Required action >> Retype the data below, every word of it, exactly.

Working data >>
****************
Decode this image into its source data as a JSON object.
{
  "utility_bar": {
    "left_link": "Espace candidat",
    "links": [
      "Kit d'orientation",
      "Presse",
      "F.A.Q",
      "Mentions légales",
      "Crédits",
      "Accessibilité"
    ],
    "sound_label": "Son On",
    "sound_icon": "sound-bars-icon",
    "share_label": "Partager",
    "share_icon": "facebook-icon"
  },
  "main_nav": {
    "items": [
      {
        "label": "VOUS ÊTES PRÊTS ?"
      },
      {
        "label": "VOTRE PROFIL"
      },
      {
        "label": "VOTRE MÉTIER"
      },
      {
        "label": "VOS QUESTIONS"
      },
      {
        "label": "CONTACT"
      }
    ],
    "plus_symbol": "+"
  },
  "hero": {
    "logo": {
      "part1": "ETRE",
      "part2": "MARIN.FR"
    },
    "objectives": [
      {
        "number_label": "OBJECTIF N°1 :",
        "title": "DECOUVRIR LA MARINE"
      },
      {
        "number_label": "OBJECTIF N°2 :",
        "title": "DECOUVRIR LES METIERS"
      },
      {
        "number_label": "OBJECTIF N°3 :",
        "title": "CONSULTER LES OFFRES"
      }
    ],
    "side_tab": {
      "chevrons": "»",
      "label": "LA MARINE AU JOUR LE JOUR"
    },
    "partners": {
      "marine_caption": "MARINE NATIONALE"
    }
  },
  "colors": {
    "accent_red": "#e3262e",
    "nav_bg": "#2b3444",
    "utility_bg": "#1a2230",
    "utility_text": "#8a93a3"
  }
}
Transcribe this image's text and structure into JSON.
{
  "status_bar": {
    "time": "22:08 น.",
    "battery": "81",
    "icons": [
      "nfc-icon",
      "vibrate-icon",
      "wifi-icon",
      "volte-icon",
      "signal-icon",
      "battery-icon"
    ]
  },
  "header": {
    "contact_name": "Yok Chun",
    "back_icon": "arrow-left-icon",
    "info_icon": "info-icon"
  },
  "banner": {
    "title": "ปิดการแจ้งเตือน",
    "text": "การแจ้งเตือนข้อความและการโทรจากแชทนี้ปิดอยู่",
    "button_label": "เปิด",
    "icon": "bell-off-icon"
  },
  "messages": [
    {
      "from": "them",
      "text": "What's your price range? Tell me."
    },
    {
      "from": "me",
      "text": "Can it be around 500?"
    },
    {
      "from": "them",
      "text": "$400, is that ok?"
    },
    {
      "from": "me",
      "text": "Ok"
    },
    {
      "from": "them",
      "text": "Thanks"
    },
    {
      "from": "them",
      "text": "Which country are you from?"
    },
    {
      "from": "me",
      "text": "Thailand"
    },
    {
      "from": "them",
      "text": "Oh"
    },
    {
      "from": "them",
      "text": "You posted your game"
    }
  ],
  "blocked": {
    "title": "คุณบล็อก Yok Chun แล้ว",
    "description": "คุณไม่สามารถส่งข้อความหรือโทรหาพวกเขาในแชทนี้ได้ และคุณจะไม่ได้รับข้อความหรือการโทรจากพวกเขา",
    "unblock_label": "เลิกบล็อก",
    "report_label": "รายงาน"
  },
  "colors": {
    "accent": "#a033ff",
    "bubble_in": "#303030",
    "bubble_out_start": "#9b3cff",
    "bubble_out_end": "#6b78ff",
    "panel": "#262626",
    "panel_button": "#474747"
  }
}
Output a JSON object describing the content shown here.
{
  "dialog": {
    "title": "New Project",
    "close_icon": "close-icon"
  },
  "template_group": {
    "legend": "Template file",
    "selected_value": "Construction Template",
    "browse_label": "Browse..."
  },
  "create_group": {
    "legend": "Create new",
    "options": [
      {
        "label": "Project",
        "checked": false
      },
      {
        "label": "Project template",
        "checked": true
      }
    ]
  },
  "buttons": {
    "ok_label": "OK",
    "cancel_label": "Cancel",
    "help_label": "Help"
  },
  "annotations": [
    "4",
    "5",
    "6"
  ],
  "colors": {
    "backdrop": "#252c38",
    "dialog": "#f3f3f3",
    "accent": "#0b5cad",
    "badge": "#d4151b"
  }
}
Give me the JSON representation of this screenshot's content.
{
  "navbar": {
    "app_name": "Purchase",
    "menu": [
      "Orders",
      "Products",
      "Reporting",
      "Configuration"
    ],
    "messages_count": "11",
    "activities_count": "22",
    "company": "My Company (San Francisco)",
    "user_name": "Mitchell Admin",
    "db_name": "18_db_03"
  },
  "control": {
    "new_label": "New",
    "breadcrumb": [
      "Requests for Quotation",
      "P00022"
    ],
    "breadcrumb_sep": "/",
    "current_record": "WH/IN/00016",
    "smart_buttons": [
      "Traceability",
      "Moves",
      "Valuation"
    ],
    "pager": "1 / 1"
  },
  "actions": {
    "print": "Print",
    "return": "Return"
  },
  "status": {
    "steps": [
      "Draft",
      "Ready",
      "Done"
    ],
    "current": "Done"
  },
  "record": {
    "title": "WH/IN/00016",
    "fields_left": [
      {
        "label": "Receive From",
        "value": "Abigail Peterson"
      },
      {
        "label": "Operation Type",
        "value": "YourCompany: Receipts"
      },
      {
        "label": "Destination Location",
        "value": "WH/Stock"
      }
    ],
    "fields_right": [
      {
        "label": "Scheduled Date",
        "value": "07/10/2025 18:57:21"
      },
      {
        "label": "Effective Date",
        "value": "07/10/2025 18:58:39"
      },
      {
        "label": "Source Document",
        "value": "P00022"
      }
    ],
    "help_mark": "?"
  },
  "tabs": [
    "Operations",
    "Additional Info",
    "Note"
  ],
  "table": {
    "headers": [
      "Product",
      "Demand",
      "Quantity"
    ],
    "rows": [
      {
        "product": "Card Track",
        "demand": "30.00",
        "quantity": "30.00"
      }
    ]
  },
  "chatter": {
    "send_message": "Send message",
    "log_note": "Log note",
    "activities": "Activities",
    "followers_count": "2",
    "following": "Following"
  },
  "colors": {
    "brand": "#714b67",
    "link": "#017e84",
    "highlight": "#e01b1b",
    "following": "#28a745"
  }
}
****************
Answer to this exercise >>
Decode this image into its source data as a JSON object.
{
  "utility_bar": {
    "left_link": "Espace candidat",
    "links": [
      "Kit d'orientation",
      "Presse",
      "F.A.Q",
      "Mentions légales",
      "Crédits",
      "Accessibilité"
    ],
    "sound_label": "Son On",
    "sound_icon": "sound-bars-icon",
    "share_label": "Partager",
    "share_icon": "facebook-icon"
  },
  "main_nav": {
    "items": [
      {
        "label": "VOUS ÊTES PRÊTS ?"
      },
      {
        "label": "VOTRE PROFIL"
      },
      {
        "label": "VOTRE MÉTIER"
      },
      {
        "label": "VOS QUESTIONS"
      },
      {
        "label": "CONTACT"
      }
    ],
    "plus_symbol": "+"
  },
  "hero": {
    "logo": {
      "part1": "ETRE",
      "part2": "MARIN.FR"
    },
    "objectives": [
      {
        "number_label": "OBJECTIF N°1 :",
        "title": "DECOUVRIR LA MARINE"
      },
      {
        "number_label": "OBJECTIF N°2 :",
        "title": "DECOUVRIR LES METIERS"
      },
      {
        "number_label": "OBJECTIF N°3 :",
        "title": "CONSULTER LES OFFRES"
      }
    ],
    "side_tab": {
      "chevrons": "»",
      "label": "LA MARINE AU JOUR LE JOUR"
    },
    "partners": {
      "marine_caption": "MARINE NATIONALE"
    }
  },
  "colors": {
    "accent_red": "#e3262e",
    "nav_bg": "#2b3444",
    "utility_bg": "#1a2230",
    "utility_text": "#8a93a3"
  }
}
Transcribe this image's text and structure into JSON.
{
  "status_bar": {
    "time": "22:08 น.",
    "battery": "81",
    "icons": [
      "nfc-icon",
      "vibrate-icon",
      "wifi-icon",
      "volte-icon",
      "signal-icon",
      "battery-icon"
    ]
  },
  "header": {
    "contact_name": "Yok Chun",
    "back_icon": "arrow-left-icon",
    "info_icon": "info-icon"
  },
  "banner": {
    "title": "ปิดการแจ้งเตือน",
    "text": "การแจ้งเตือนข้อความและการโทรจากแชทนี้ปิดอยู่",
    "button_label": "เปิด",
    "icon": "bell-off-icon"
  },
  "messages": [
    {
      "from": "them",
      "text": "What's your price range? Tell me."
    },
    {
      "from": "me",
      "text": "Can it be around 500?"
    },
    {
      "from": "them",
      "text": "$400, is that ok?"
    },
    {
      "from": "me",
      "text": "Ok"
    },
    {
      "from": "them",
      "text": "Thanks"
    },
    {
      "from": "them",
      "text": "Which country are you from?"
    },
    {
      "from": "me",
      "text": "Thailand"
    },
    {
      "from": "them",
      "text": "Oh"
    },
    {
      "from": "them",
      "text": "You posted your game"
    }
  ],
  "blocked": {
    "title": "คุณบล็อก Yok Chun แล้ว",
    "description": "คุณไม่สามารถส่งข้อความหรือโทรหาพวกเขาในแชทนี้ได้ และคุณจะไม่ได้รับข้อความหรือการโทรจากพวกเขา",
    "unblock_label": "เลิกบล็อก",
    "report_label": "รายงาน"
  },
  "colors": {
    "accent": "#a033ff",
    "bubble_in": "#303030",
    "bubble_out_start": "#9b3cff",
    "bubble_out_end": "#6b78ff",
    "panel": "#262626",
    "panel_button": "#474747"
  }
}
Output a JSON object describing the content shown here.
{
  "dialog": {
    "title": "New Project",
    "close_icon": "close-icon"
  },
  "template_group": {
    "legend": "Template file",
    "selected_value": "Construction Template",
    "browse_label": "Browse..."
  },
  "create_group": {
    "legend": "Create new",
    "options": [
      {
        "label": "Project",
        "checked": false
      },
      {
        "label": "Project template",
        "checked": true
      }
    ]
  },
  "buttons": {
    "ok_label": "OK",
    "cancel_label": "Cancel",
    "help_label": "Help"
  },
  "annotations": [
    "4",
    "5",
    "6"
  ],
  "colors": {
    "backdrop": "#252c38",
    "dialog": "#f3f3f3",
    "accent": "#0b5cad",
    "badge": "#d4151b"
  }
}
Give me the JSON representation of this screenshot's content.
{
  "navbar": {
    "app_name": "Purchase",
    "menu": [
      "Orders",
      "Products",
      "Reporting",
      "Configuration"
    ],
    "messages_count": "11",
    "activities_count": "22",
    "company": "My Company (San Francisco)",
    "user_name": "Mitchell Admin",
    "db_name": "18_db_03"
  },
  "control": {
    "new_label": "New",
    "breadcrumb": [
      "Requests for Quotation",
      "P00022"
    ],
    "breadcrumb_sep": "/",
    "current_record": "WH/IN/00016",
    "smart_buttons": [
      "Traceability",
      "Moves",
      "Valuation"
    ],
    "pager": "1 / 1"
  },
  "actions": {
    "print": "Print",
    "return": "Return"
  },
  "status": {
    "steps": [
      "Draft",
      "Ready",
      "Done"
    ],
    "current": "Done"
  },
  "record": {
    "title": "WH/IN/00016",
    "fields_left": [
      {
        "label": "Receive From",
        "value": "Abigail Peterson"
      },
      {
        "label": "Operation Type",
        "value": "YourCompany: Receipts"
      },
      {
        "label": "Destination Location",
        "value": "WH/Stock"
      }
    ],
    "fields_right": [
      {
        "label": "Scheduled Date",
        "value": "07/10/2025 18:57:21"
      },
      {
        "label": "Effective Date",
        "value": "07/10/2025 18:58:39"
      },
      {
        "label": "Source Document",
        "value": "P00022"
      }
    ],
    "help_mark": "?"
  },
  "tabs": [
    "Operations",
    "Additional Info",
    "Note"
  ],
  "table": {
    "headers": [
      "Product",
      "Demand",
      "Quantity"
    ],
    "rows": [
      {
        "product": "Card Track",
        "demand": "30.00",
        "quantity": "30.00"
      }
    ]
  },
  "chatter": {
    "send_message": "Send message",
    "log_note": "Log note",
    "activities": "Activities",
    "followers_count": "2",
    "following": "Following"
  },
  "colors": {
    "brand": "#714b67",
    "link": "#017e84",
    "highlight": "#e01b1b",
    "following": "#28a745"
  }
}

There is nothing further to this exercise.